Information shown:
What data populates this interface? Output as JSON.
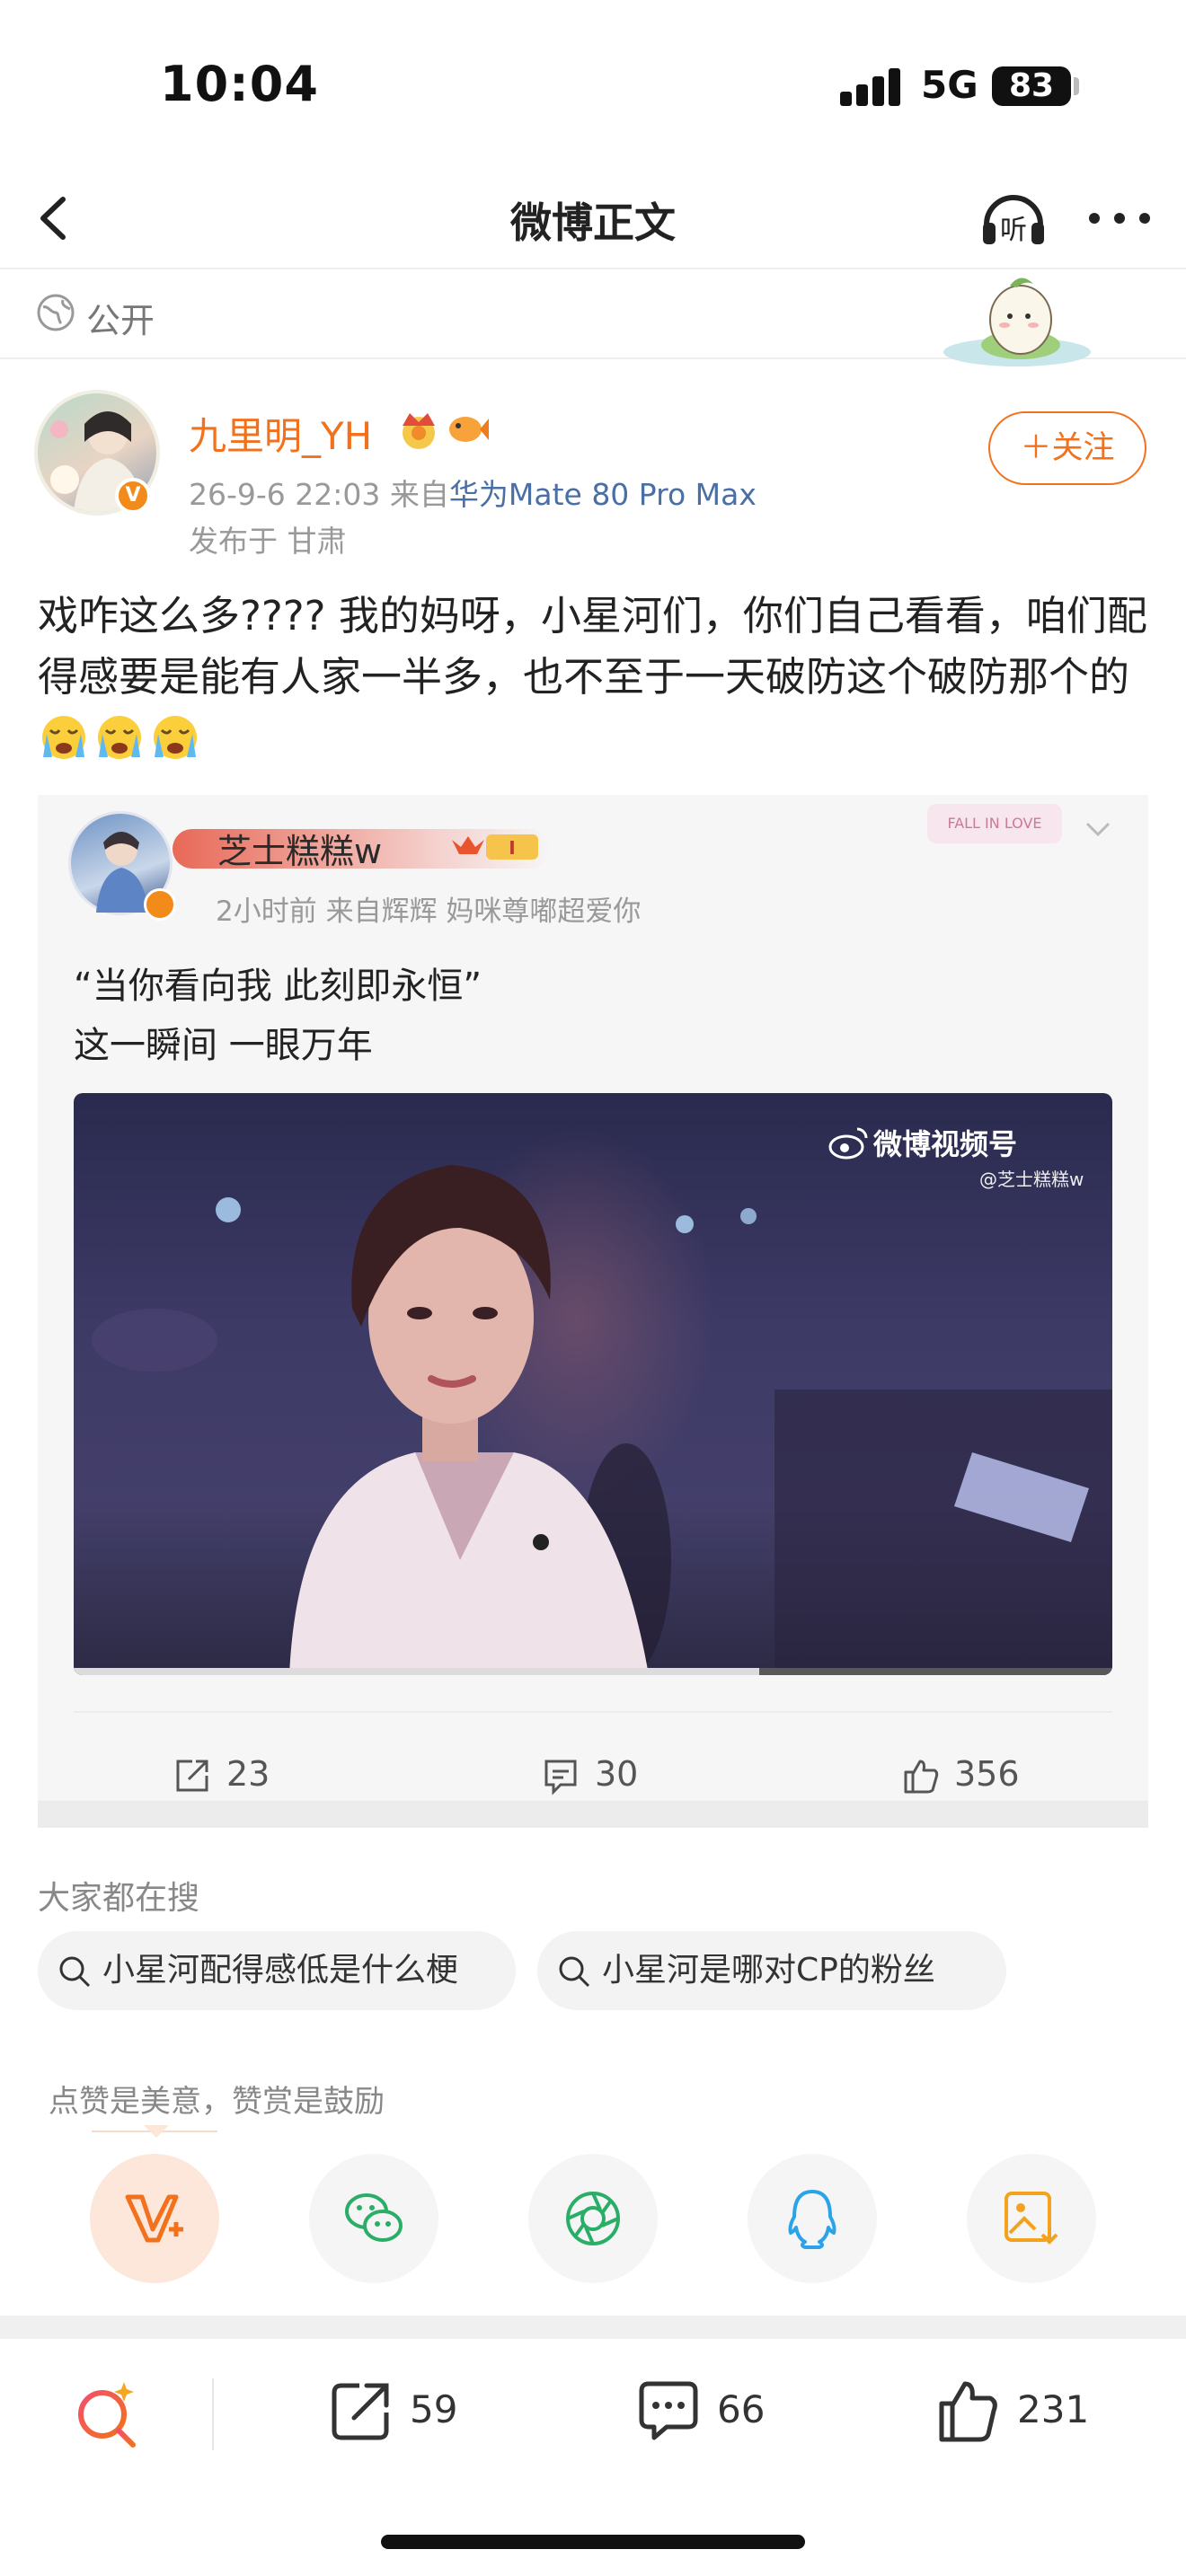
{
  "status_bar": {
    "time": "10:04",
    "network": "5G",
    "battery": "83"
  },
  "nav": {
    "title": "微博正文",
    "listen_label": "听"
  },
  "visibility": {
    "label": "公开"
  },
  "post": {
    "author": "九里明_YH",
    "meta_prefix": "26-9-6 22:03  来自",
    "device": "华为Mate 80 Pro Max",
    "location": "发布于 甘肃",
    "follow_label": "＋关注",
    "text": "戏咋这么多????  我的妈呀，小星河们，你们自己看看，咱们配得感要是能有人家一半多，也不至于一天破防这个破防那个的"
  },
  "repost": {
    "author": "芝士糕糕w",
    "level": "I",
    "time": "2小时前  来自辉辉 妈咪尊嘟超爱你",
    "sticker": "FALL IN LOVE",
    "line1": "“当你看向我 此刻即永恒”",
    "line2": "这一瞬间 一眼万年",
    "video": {
      "logo": "微博视频号",
      "watermark": "@芝士糕糕w",
      "progress": 0.66
    },
    "shares": "23",
    "comments": "30",
    "likes": "356"
  },
  "searches": {
    "title": "大家都在搜",
    "items": [
      "小星河配得感低是什么梗",
      "小星河是哪对CP的粉丝"
    ]
  },
  "reward": {
    "hint": "点赞是美意，赞赏是鼓励"
  },
  "share_targets": [
    "reward-icon",
    "wechat-icon",
    "moments-icon",
    "qq-icon",
    "save-image-icon"
  ],
  "bottom_bar": {
    "shares": "59",
    "comments": "66",
    "likes": "231"
  },
  "colors": {
    "accent": "#f2711c",
    "link": "#4a6fa5"
  }
}
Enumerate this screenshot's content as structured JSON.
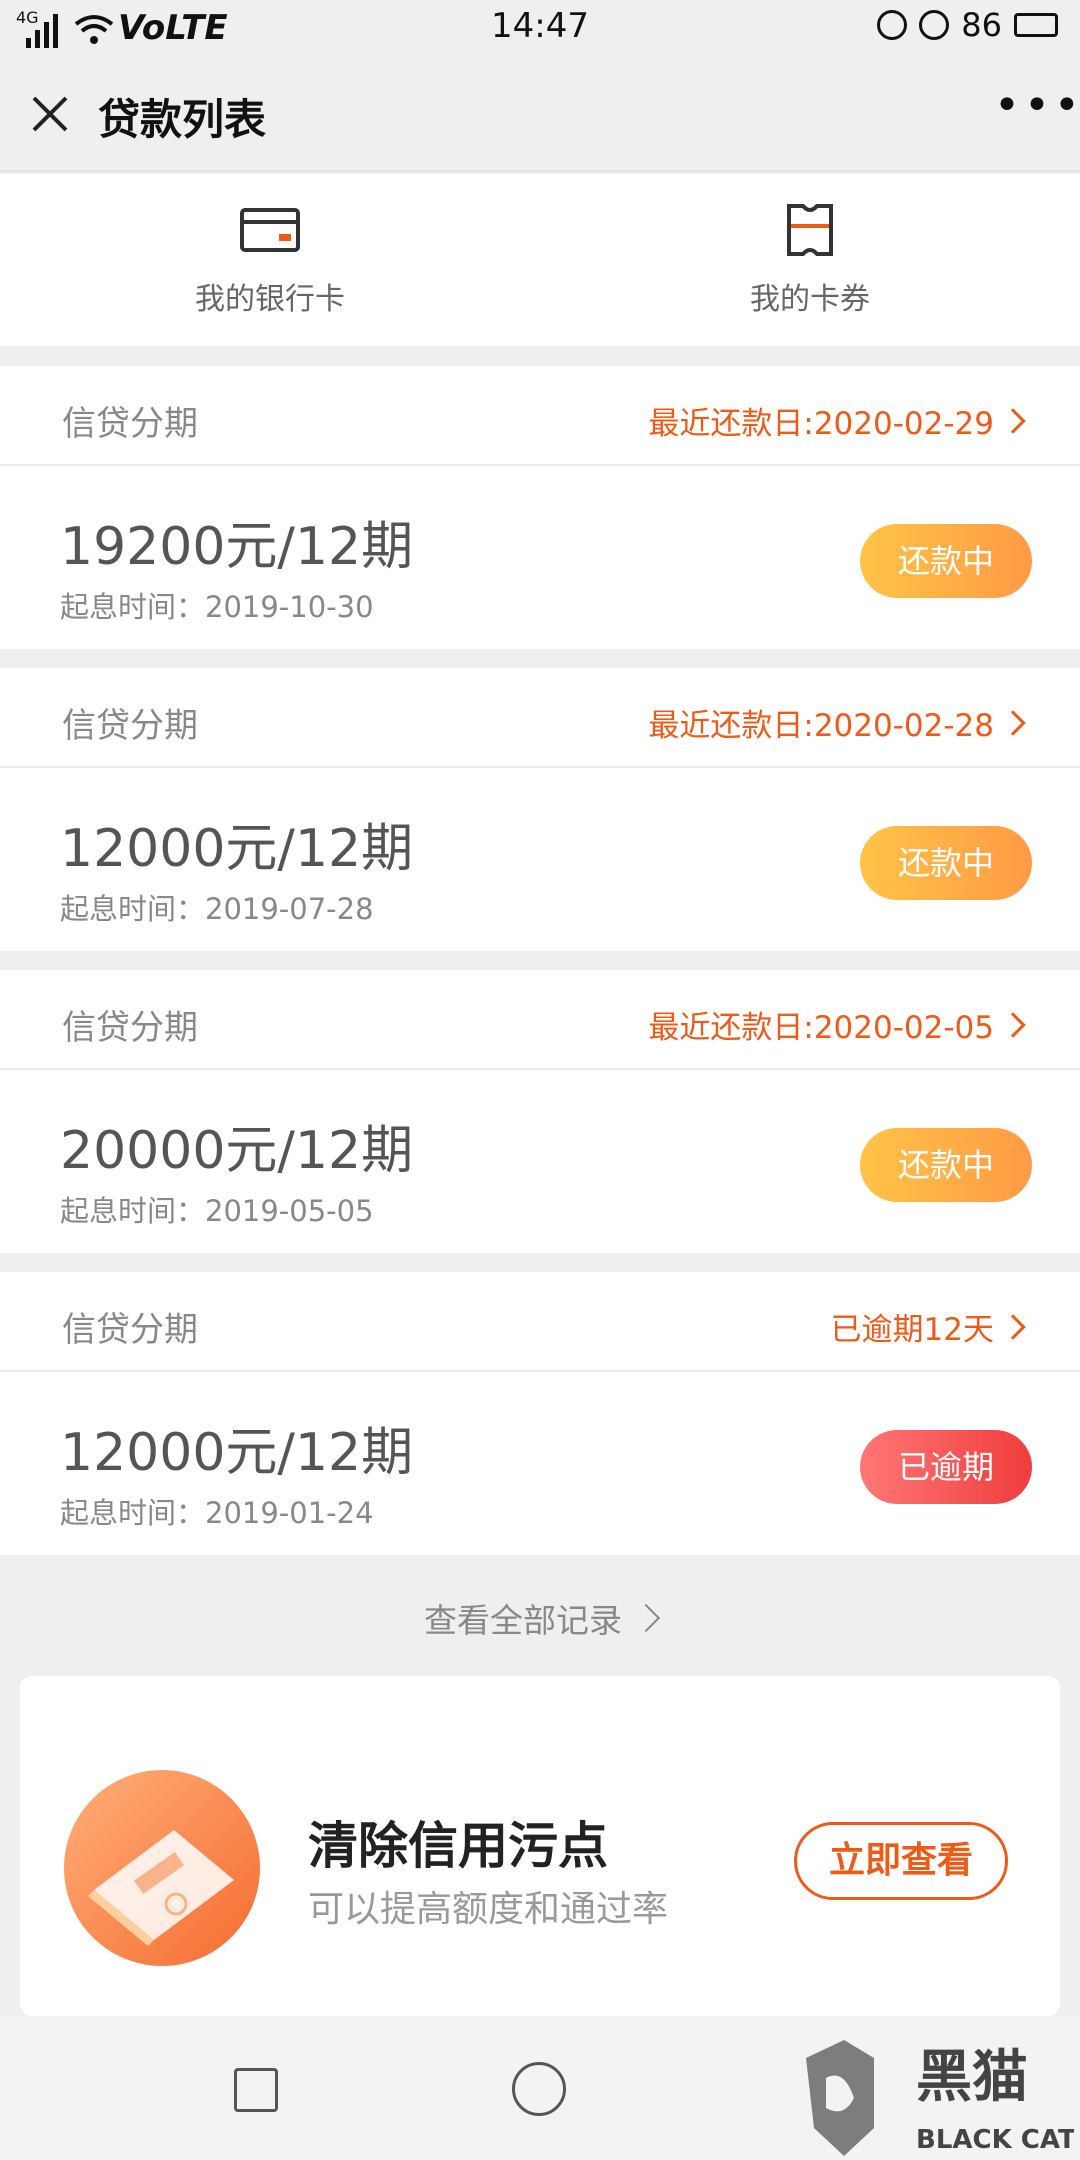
{
  "status_bar": {
    "network": "4G",
    "carrier": "VoLTE",
    "time": "14:47",
    "battery": "86"
  },
  "nav": {
    "title": "贷款列表"
  },
  "quick_links": [
    {
      "label": "我的银行卡",
      "icon": "bank-card-icon"
    },
    {
      "label": "我的卡券",
      "icon": "coupon-icon"
    }
  ],
  "loans": [
    {
      "type": "信贷分期",
      "due": "最近还款日:2020-02-29",
      "amount": "19200元/12期",
      "start": "起息时间：2019-10-30",
      "status": "还款中",
      "overdue": false
    },
    {
      "type": "信贷分期",
      "due": "最近还款日:2020-02-28",
      "amount": "12000元/12期",
      "start": "起息时间：2019-07-28",
      "status": "还款中",
      "overdue": false
    },
    {
      "type": "信贷分期",
      "due": "最近还款日:2020-02-05",
      "amount": "20000元/12期",
      "start": "起息时间：2019-05-05",
      "status": "还款中",
      "overdue": false
    },
    {
      "type": "信贷分期",
      "due": "已逾期12天",
      "amount": "12000元/12期",
      "start": "起息时间：2019-01-24",
      "status": "已逾期",
      "overdue": true
    }
  ],
  "view_all": "查看全部记录",
  "promo": {
    "title": "清除信用污点",
    "subtitle": "可以提高额度和通过率",
    "button": "立即查看"
  },
  "watermark": {
    "cn": "黑猫",
    "en": "BLACK CAT"
  },
  "colors": {
    "accent": "#f05a17",
    "pill_ok": "#ffb347",
    "pill_overdue": "#ef3c3c",
    "background": "#efefef"
  }
}
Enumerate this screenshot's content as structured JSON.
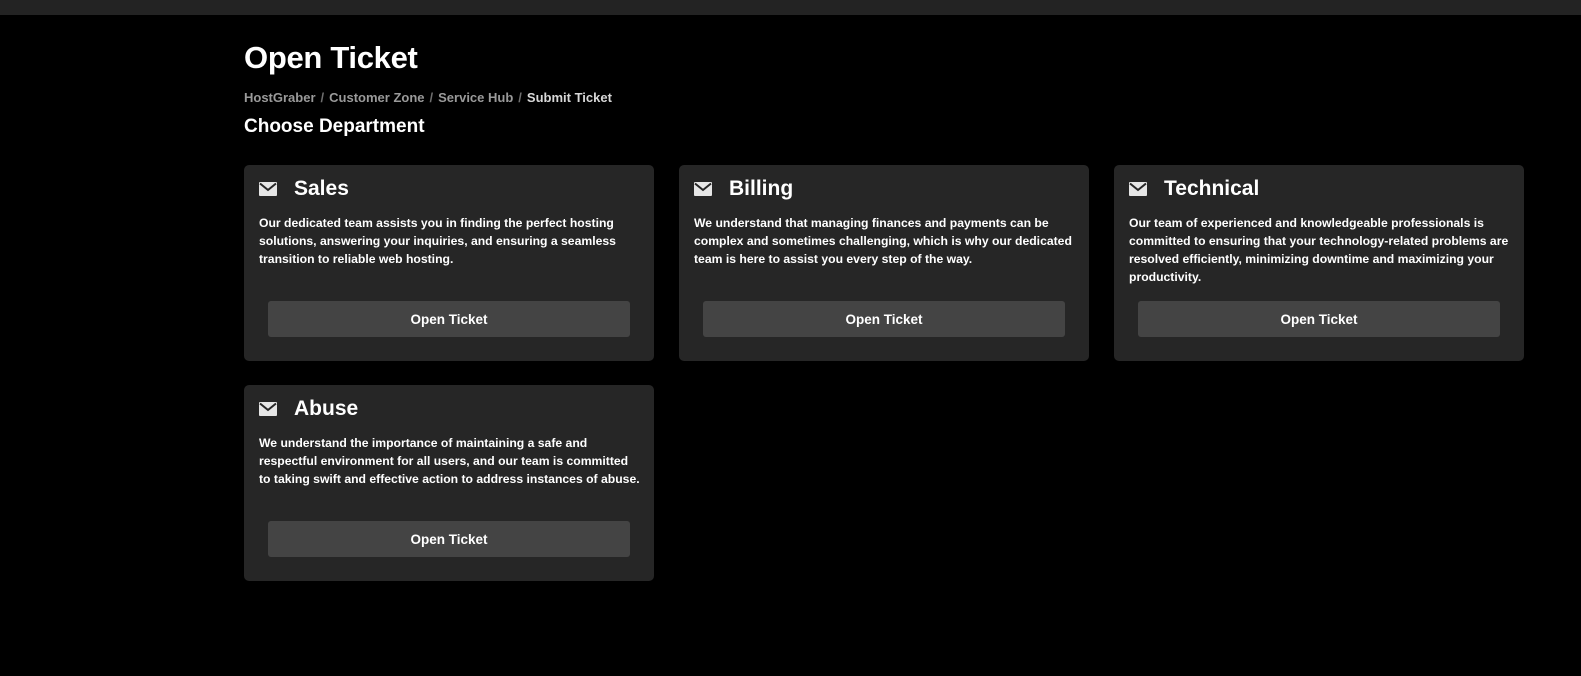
{
  "page": {
    "title": "Open Ticket",
    "section_title": "Choose Department"
  },
  "breadcrumb": {
    "items": [
      "HostGraber",
      "Customer Zone",
      "Service Hub",
      "Submit Ticket"
    ],
    "separator": "/"
  },
  "departments": [
    {
      "icon": "envelope-icon",
      "title": "Sales",
      "description": "Our dedicated team assists you in finding the perfect hosting solutions, answering your inquiries, and ensuring a seamless transition to reliable web hosting.",
      "button_label": "Open Ticket"
    },
    {
      "icon": "envelope-icon",
      "title": "Billing",
      "description": "We understand that managing finances and payments can be complex and sometimes challenging, which is why our dedicated team is here to assist you every step of the way.",
      "button_label": "Open Ticket"
    },
    {
      "icon": "envelope-icon",
      "title": "Technical",
      "description": "Our team of experienced and knowledgeable professionals is committed to ensuring that your technology-related problems are resolved efficiently, minimizing downtime and maximizing your productivity.",
      "button_label": "Open Ticket"
    },
    {
      "icon": "envelope-icon",
      "title": "Abuse",
      "description": "We understand the importance of maintaining a safe and respectful environment for all users, and our team is committed to taking swift and effective action to address instances of abuse.",
      "button_label": "Open Ticket"
    }
  ],
  "colors": {
    "background": "#000000",
    "card": "#262626",
    "button": "#444444",
    "top_strip": "#232323"
  }
}
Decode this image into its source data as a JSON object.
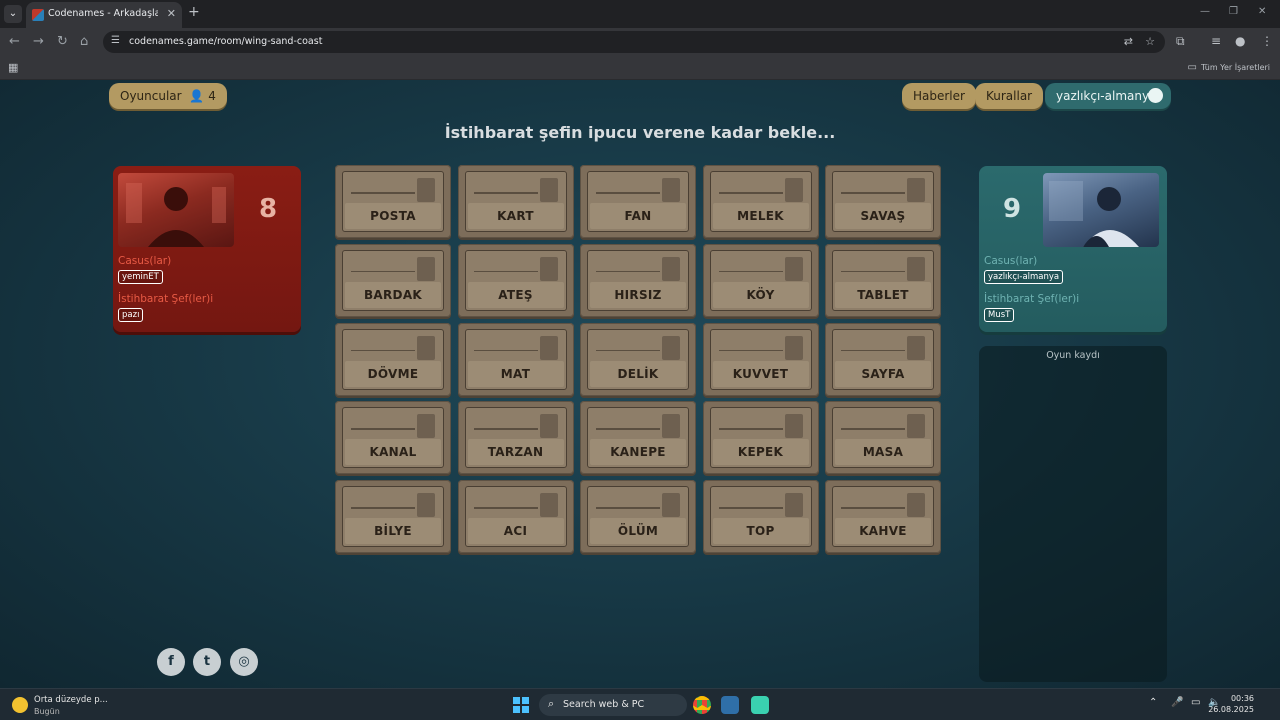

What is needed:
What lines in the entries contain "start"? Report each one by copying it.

Exercise solution:
      "start": "起息时间：2019-10-30",
      "start": "起息时间：2019-07-28",
      "start": "起息时间：2019-05-05",
      "start": "起息时间：2019-01-24",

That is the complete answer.